Recent legislative efforts across the country have strengthened efforts to align reading instruction with the science of reading. These laws typically require teachers to use methods and materials aligned to the solid evidence base on how children best learn to read. To implement these laws, schools are required to hire teachers who are properly trained in those tried-and-true methods, and state licensure exam results can assist prospective employers in telling which candidates have the knowledge and skills needed to do the job right. But a new policy brief from the National Council on Teacher Quality (NCTQ) casts doubt on the evidence provided by many of those exams.
Author Hannah Putman takes a look at all twenty-five of the licensure tests used in various combinations across nearly all states to determine the readiness of teachers to teach young children to read. They are a mix of reading-specific tests and tests of general educational competence that can include math, science, and other subjects, as well. She compares each test with a detailed rubric that includes the five core components of the science of reading (phonemic awareness, phonics, fluency, vocabulary, and comprehension), plus an exhaustive list of related topic areas under each of those components, and ranks each test in one of four possible categories. (The brief offers a full list and further info on her methodology.)

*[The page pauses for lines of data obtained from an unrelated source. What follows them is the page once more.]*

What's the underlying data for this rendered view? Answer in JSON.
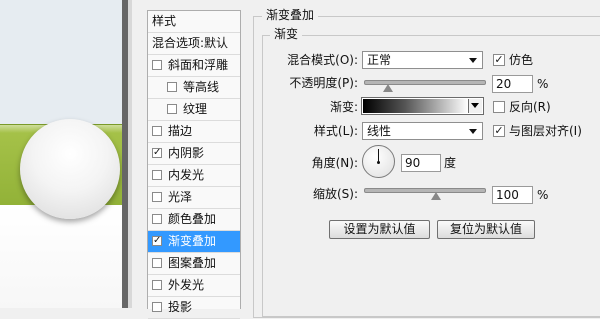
{
  "style_list": {
    "header": "样式",
    "blend_options": "混合选项:默认",
    "items": [
      {
        "label": "斜面和浮雕",
        "checked": false
      },
      {
        "label": "等高线",
        "checked": false
      },
      {
        "label": "纹理",
        "checked": false
      },
      {
        "label": "描边",
        "checked": false
      },
      {
        "label": "内阴影",
        "checked": true
      },
      {
        "label": "内发光",
        "checked": false
      },
      {
        "label": "光泽",
        "checked": false
      },
      {
        "label": "颜色叠加",
        "checked": false
      },
      {
        "label": "渐变叠加",
        "checked": true
      },
      {
        "label": "图案叠加",
        "checked": false
      },
      {
        "label": "外发光",
        "checked": false
      },
      {
        "label": "投影",
        "checked": false
      }
    ]
  },
  "panel": {
    "title": "渐变叠加",
    "subtitle": "渐变",
    "blend_mode": {
      "label": "混合模式(O):",
      "value": "正常"
    },
    "dither": {
      "label": "仿色",
      "checked": true
    },
    "opacity": {
      "label": "不透明度(P):",
      "value": "20",
      "unit": "%",
      "fraction": 0.2
    },
    "gradient": {
      "label": "渐变:"
    },
    "reverse": {
      "label": "反向(R)",
      "checked": false
    },
    "style": {
      "label": "样式(L):",
      "value": "线性"
    },
    "align_layer": {
      "label": "与图层对齐(I)",
      "checked": true
    },
    "angle": {
      "label": "角度(N):",
      "value": "90",
      "unit": "度"
    },
    "scale": {
      "label": "缩放(S):",
      "value": "100",
      "unit": "%",
      "fraction": 0.6
    },
    "buttons": {
      "make_default": "设置为默认值",
      "reset_default": "复位为默认值"
    }
  },
  "colors": {
    "selection": "#3399ff",
    "preview_green": "#a7c34a"
  },
  "icons": {
    "check": "✓"
  }
}
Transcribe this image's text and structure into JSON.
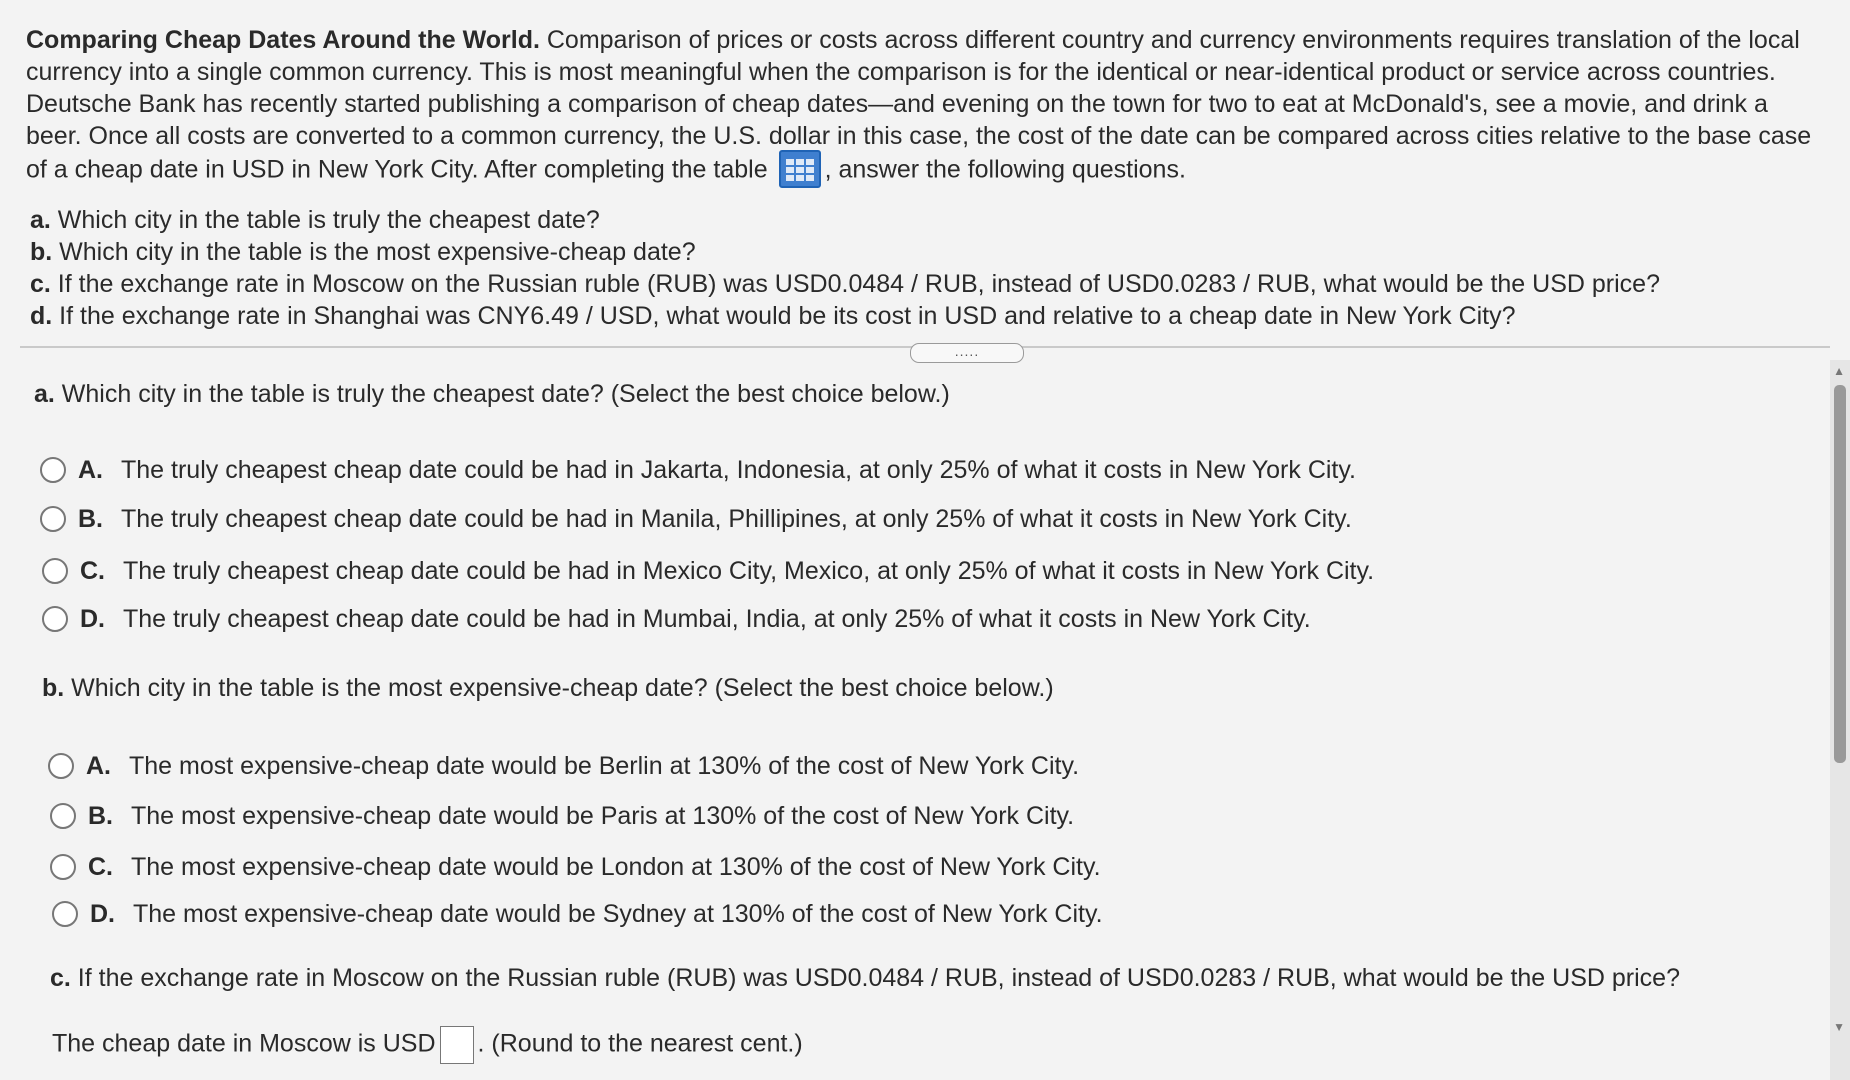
{
  "intro": {
    "title": "Comparing Cheap Dates Around the World.",
    "text": " Comparison of prices or costs across different country and currency environments requires translation of the local currency into a single common currency. This is most meaningful when the comparison is for the identical or near-identical product or service across countries. Deutsche Bank has recently started publishing a comparison of cheap dates—and evening on the town for two to eat at McDonald's, see a movie, and drink a beer. Once all costs are converted to a common currency, the U.S. dollar in this case, the cost of the date can be compared across cities relative to the base case of a cheap date in USD in New York City. After completing the table",
    "after_icon": ", answer the following questions."
  },
  "questions": [
    {
      "letter": "a.",
      "text": " Which city in the table is truly the cheapest date?"
    },
    {
      "letter": "b.",
      "text": " Which city in the table is the most expensive-cheap date?"
    },
    {
      "letter": "c.",
      "text": " If the exchange rate in Moscow on the Russian ruble (RUB) was USD0.0484 / RUB, instead of USD0.0283 / RUB, what would be the USD price?"
    },
    {
      "letter": "d.",
      "text": " If the exchange rate in Shanghai was CNY6.49 / USD, what would be its cost in USD and relative to a cheap date in New York City?"
    }
  ],
  "more_button": ".....",
  "part_a": {
    "letter": "a.",
    "question": " Which city in the table is truly the cheapest date?",
    "hint": "  (Select the best choice below.)",
    "options": [
      {
        "letter": "A.",
        "text": "The truly cheapest cheap date could be had in Jakarta, Indonesia, at only 25% of what it costs in New York City."
      },
      {
        "letter": "B.",
        "text": "The truly cheapest cheap date could be had in Manila, Phillipines, at only 25% of what it costs in New York City."
      },
      {
        "letter": "C.",
        "text": "The truly cheapest cheap date could be had in Mexico City, Mexico, at only 25% of what it costs in New York City."
      },
      {
        "letter": "D.",
        "text": "The truly cheapest cheap date could be had in Mumbai, India, at only 25% of what it costs in New York City."
      }
    ]
  },
  "part_b": {
    "letter": "b.",
    "question": " Which city in the table is the most expensive-cheap date?",
    "hint": "  (Select the best choice below.)",
    "options": [
      {
        "letter": "A.",
        "text": "The most expensive-cheap date would be Berlin at 130% of the cost of New York City."
      },
      {
        "letter": "B.",
        "text": "The most expensive-cheap date would be Paris at 130% of the cost of New York City."
      },
      {
        "letter": "C.",
        "text": "The most expensive-cheap date would be London at 130% of the cost of New York City."
      },
      {
        "letter": "D.",
        "text": "The most expensive-cheap date would be Sydney at 130% of the cost of New York City."
      }
    ]
  },
  "part_c": {
    "letter": "c.",
    "question": " If the exchange rate in Moscow on the Russian ruble (RUB) was USD0.0484 / RUB, instead of USD0.0283 / RUB, what would be the USD price?",
    "answer_prefix": "The cheap date in Moscow is USD",
    "answer_value": "",
    "answer_suffix": ".  (Round to the nearest cent.)"
  }
}
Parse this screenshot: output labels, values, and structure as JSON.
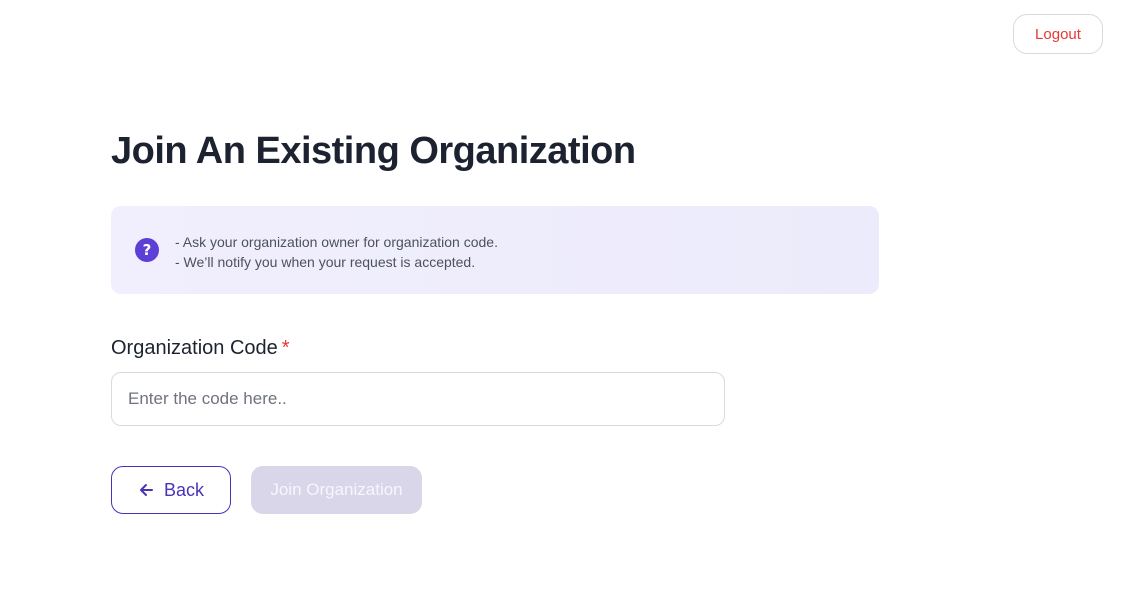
{
  "header": {
    "logout_label": "Logout"
  },
  "page": {
    "title": "Join An Existing Organization"
  },
  "info": {
    "icon": "question-icon",
    "icon_glyph": "?",
    "line1": "- Ask your organization owner for organization code.",
    "line2": "- We’ll notify you when your request is accepted."
  },
  "form": {
    "label": "Organization Code",
    "required_mark": "*",
    "placeholder": "Enter the code here..",
    "value": ""
  },
  "actions": {
    "back_label": "Back",
    "join_label": "Join Organization"
  },
  "colors": {
    "accent": "#4b32b8",
    "danger": "#e53935",
    "info_bg": "#f1effd",
    "disabled_bg": "#d9d6ea"
  }
}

An acceptable test assesses at least half of all topics identified within each of the five components, does not combine reading with other subjects (e.g., math or science), and includes few practices contrary to the research. The latter is an important point, as incorrect practice can negate correct practice even where the latter is strongly encouraged and supported.
A strong test—the highest ranking here—assesses an even higher percentage (75 or more) of the topics identified within each component, meets all of the other criteria for an acceptable test, and also addresses how to support struggling readers and English learners.
A weak test either addresses fewer than half of the topics in one or more components or combines reading with one or more other subjects or includes four or more practices contrary to the research (without clearly identifying that these are undesirable teaching practices).
An unacceptable test covers none of the topics in one or more components, or does not cover all five components adequately and also includes four or more contrary practices.
The bad news: While no test sunk to the depths of unacceptable, a whopping fifteen of the twenty-five qualified as weak. The most common negative factor was failure to adequately address all five components of the science of reading, and the three weakest tests addressed an average of fewer than 40 percent of topics in each component. The next-most common negative was combining reading with other subjects, such that strength in another subject could result in a passing score that masks a limited understanding of reading instruction specifically. On the upside, of the ten tests that met the criteria of acceptable, six exceeded the criteria and were rated as strong measures of aspiring teachers’ knowledge of reading instruction.
Unfortunately, weak tests are widely used across the country. Only twenty states use a strong or acceptable reading licensure test, the most common of those being the Foundations of Reading test, used by eleven states, including Fordham’s home state of Ohio. Twenty-eight states use weak tests, two use a combination of both acceptable and weak tests, and one state (Iowa) has no elementary teacher reading licensure test at all. Twelve states allow teaching candidates to choose among several different tests, although in most cases all options are weak, so the choice doesn’t matter much. Author Putman also cites the specific case of Oklahoma, which had an acceptable reading test in use, but in 2022 began allowing candidates to opt for a weaker test. (This was explained as an effort to combat a shortage of teachers in the Sooner State.)
Putman’s recommendations are straightforward. Testing companies should either shore up or discontinue their weak tests; she notes that both ETS and Pearson currently produce both low- and high-quality tests, so they should be readily able to refocus on the good stuff to the exclusion of the bad without much disruption to their business. State leaders should switch out their weak tests for stronger ones—no matter what political or administrative effort that requires—reduce the number of test options available for aspiring teachers, and close any testing loopholes that may exist. (For instance, some states do not require reading tests for special education or early childhood teachers.)
NCTQ is leading the charge to make sure that every avenue is covered to ensure that the vital components of the science of reading are taught, tested, and delivered to students, and also to ensure that all harmful teaching practices are eliminated in every corner of the education system, no matter how obscure.
SOURCE: Hannah Putman, “False Assurances: Many states’ licensure tests don’t signal whether elementary teachers understand reading instruction,” National Council on Teacher Quality (November 2023).